ABOUT THIS TASK: Search the records for the word "通水通电" and report each line that has it.

Stored items from a collection
Start of Block
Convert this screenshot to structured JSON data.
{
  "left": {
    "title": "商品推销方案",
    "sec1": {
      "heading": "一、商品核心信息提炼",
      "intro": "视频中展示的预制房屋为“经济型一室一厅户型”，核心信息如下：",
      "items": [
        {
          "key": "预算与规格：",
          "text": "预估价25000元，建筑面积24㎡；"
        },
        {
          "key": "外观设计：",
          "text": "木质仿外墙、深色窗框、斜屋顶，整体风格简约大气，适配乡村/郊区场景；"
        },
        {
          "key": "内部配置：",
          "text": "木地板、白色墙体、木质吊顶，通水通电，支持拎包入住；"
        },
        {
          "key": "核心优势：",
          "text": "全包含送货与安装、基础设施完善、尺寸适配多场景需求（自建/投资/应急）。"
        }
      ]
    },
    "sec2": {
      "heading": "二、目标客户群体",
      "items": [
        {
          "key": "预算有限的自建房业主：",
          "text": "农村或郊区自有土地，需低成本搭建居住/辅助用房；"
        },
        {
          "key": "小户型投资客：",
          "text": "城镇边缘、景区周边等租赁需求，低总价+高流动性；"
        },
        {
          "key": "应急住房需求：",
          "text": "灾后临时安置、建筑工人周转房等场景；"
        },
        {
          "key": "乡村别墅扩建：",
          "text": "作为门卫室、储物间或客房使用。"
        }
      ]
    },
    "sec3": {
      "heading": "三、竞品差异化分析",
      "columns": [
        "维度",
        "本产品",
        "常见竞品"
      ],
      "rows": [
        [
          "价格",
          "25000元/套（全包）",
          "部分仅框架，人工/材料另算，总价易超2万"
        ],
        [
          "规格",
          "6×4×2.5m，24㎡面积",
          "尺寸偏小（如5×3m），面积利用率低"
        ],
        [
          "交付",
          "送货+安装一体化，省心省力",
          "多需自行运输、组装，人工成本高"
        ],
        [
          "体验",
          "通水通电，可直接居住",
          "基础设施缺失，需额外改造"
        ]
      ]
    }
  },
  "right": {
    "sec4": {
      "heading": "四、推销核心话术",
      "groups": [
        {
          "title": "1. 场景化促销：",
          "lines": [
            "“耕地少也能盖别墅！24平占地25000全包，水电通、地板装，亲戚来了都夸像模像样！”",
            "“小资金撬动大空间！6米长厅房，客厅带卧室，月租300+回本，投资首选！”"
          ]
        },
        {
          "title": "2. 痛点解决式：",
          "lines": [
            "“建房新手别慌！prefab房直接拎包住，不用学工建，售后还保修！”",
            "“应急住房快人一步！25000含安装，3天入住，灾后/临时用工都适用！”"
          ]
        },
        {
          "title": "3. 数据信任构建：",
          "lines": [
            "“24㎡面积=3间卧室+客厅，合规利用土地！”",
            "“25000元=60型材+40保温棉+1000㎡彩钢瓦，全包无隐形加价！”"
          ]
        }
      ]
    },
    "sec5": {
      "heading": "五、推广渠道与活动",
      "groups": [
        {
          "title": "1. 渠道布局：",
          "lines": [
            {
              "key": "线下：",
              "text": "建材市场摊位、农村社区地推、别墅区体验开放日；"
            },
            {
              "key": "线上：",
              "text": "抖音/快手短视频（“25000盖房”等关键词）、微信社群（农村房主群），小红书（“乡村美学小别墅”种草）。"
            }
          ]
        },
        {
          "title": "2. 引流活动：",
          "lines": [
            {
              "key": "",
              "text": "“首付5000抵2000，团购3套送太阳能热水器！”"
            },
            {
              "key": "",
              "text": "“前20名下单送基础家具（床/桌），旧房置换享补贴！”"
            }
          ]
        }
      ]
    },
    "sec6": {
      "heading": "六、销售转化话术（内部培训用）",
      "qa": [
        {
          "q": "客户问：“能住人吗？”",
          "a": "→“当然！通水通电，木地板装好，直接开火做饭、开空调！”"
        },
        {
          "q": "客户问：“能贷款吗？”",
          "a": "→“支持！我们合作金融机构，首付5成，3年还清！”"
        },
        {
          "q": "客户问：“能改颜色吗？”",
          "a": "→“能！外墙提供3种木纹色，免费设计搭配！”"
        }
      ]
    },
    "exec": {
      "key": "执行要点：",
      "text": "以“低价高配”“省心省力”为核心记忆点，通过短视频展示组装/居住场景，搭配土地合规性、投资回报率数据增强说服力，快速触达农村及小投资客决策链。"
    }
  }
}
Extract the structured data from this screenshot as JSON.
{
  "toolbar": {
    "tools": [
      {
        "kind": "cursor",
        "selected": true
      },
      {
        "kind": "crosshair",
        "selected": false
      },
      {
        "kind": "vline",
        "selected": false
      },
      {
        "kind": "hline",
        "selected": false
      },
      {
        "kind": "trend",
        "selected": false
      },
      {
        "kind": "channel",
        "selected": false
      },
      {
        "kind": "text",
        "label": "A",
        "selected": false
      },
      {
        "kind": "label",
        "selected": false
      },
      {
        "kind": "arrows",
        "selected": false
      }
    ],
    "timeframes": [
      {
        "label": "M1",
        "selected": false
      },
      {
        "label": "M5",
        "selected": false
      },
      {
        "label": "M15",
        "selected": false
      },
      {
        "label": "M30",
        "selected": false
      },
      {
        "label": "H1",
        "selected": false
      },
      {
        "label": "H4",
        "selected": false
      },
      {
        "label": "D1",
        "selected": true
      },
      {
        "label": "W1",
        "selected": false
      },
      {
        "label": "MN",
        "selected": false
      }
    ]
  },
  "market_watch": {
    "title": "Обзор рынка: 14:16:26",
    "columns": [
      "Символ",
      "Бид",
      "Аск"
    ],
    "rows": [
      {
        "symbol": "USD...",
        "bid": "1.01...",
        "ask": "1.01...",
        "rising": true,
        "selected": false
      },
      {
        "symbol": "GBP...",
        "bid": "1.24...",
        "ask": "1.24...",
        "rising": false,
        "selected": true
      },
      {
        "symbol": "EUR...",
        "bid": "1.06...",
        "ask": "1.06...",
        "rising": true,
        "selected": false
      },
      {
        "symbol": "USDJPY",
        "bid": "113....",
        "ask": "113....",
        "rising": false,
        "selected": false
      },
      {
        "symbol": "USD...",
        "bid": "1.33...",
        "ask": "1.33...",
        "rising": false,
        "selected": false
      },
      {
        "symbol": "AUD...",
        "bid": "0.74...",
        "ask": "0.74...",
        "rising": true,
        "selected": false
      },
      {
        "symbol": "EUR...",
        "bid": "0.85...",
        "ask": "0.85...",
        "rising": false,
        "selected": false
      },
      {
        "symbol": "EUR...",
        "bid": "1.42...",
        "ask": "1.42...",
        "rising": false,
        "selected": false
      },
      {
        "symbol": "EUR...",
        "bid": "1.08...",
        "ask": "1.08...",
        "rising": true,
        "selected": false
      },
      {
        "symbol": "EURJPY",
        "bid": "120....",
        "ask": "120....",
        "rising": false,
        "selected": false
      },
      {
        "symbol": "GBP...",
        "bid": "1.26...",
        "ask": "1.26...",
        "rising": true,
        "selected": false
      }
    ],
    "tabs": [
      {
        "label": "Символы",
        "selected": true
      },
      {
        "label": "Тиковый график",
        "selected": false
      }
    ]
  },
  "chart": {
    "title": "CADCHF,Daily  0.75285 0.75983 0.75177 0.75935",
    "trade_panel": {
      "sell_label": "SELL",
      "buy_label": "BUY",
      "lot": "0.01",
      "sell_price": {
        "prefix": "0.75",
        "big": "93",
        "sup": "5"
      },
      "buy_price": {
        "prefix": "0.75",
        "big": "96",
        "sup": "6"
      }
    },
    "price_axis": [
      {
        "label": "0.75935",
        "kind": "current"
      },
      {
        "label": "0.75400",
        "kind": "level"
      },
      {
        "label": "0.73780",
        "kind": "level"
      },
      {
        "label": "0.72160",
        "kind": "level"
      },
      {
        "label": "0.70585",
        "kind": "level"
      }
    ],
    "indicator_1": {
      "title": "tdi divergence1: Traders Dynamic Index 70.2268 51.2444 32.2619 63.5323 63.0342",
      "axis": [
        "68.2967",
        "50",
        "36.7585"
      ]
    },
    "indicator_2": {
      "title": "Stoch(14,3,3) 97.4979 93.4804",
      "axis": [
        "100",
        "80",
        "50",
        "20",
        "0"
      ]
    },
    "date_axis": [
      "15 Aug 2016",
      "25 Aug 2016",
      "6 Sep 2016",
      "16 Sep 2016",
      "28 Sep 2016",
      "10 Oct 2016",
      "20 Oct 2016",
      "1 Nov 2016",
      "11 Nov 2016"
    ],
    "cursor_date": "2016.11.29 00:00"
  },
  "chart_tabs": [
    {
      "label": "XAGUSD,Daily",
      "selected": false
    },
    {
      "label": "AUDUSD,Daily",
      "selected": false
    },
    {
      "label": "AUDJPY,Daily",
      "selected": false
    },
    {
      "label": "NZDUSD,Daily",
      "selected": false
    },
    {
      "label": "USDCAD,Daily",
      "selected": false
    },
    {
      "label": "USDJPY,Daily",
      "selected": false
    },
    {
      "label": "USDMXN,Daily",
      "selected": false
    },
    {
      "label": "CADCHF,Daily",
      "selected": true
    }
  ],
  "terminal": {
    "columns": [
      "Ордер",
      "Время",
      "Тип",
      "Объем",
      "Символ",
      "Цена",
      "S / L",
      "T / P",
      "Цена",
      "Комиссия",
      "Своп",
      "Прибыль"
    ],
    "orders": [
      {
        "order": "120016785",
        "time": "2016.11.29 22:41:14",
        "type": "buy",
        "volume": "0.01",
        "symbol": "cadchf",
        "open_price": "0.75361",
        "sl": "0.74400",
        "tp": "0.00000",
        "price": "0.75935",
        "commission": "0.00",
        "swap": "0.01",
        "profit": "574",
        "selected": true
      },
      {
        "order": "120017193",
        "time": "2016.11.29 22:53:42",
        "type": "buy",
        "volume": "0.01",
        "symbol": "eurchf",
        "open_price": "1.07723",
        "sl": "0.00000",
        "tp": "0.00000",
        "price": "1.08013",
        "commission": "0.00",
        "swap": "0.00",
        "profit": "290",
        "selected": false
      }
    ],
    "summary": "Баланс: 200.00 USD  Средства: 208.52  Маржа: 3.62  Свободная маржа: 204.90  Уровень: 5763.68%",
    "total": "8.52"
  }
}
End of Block
TASK OUTPUT:
          "text": "木地板、白色墙体、木质吊顶，通水通电，支持拎包入住；"
          "通水通电，可直接居住",
          "a": "→“当然！通水通电，木地板装好，直接开火做饭、开空调！”"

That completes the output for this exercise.